America too was effected, the throngs of immigrant refugees upsetting the delicate political balance in the lead-up to the catastrophic civil war that would forever divide the nation.

Filed under: History Continue reading
19Jan/17Off

Did an Australian adventurer and spy forewarn of the attack on Pearl Harbor?


Battleship USS West Virginia sunk and burning at Pearl Harbor on Dec. 7, 1941. In background is the battleship USS Tennessee.

by Roderick Eime

The story begins aboard the 1929 round-the-world flight of the German airship, LZ-127 Graf Zeppelin.

A truly international contingent of media and privileged guests are enjoying the lavish facilities of Germany’s luxury airship as they complete their ground-breaking three week journey around the planet.

16Jul/16Off

Amelia Earhart Mystery: the theory that just won’t go away


Amelia Earhart, who served as a consultant in the Department of the Study of Careers for Women at Purdue from 1935 to 1937, strides past her Lockheed Electra. Purdue Libraries' Earhart collection. (File photo)

The Amelia Earhart mystery has gripped the imagination for almost 80 years and despite numerous searches and millions of dollars, no conclusive evidence has yet been found.
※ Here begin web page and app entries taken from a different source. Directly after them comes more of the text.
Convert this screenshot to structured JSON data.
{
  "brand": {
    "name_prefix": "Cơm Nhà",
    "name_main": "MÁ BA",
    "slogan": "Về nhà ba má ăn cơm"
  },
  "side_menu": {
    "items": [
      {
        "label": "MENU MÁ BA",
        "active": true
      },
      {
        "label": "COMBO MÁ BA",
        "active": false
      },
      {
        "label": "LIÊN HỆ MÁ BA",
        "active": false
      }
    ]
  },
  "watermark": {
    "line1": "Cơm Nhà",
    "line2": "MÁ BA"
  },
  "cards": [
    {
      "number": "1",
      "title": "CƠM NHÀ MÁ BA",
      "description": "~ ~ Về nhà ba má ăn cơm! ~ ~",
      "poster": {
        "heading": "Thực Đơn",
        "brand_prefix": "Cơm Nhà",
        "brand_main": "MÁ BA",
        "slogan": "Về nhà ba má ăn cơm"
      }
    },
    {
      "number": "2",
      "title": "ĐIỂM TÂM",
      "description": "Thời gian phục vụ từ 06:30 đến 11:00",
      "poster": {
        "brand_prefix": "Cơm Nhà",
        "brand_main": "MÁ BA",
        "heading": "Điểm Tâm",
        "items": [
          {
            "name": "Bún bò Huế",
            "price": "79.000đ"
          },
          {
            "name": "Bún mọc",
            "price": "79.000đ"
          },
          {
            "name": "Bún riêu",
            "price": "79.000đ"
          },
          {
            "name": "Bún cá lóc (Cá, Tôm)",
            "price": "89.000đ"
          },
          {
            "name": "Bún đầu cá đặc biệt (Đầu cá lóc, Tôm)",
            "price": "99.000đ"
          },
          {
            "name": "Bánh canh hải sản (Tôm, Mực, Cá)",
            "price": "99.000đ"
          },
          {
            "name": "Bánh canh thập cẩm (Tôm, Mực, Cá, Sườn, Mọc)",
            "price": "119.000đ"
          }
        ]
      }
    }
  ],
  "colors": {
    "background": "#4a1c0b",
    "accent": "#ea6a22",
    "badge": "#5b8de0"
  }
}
Many theories have been put forward over the years and just as many discounted, but one just keeps coming back. The idea that Earhart was forced down and captured by the Japanese in the Marshall Islands is as unpalatable as it is incredulous. But one researcher, Mike Campbell, makes a compelling case for this proposition.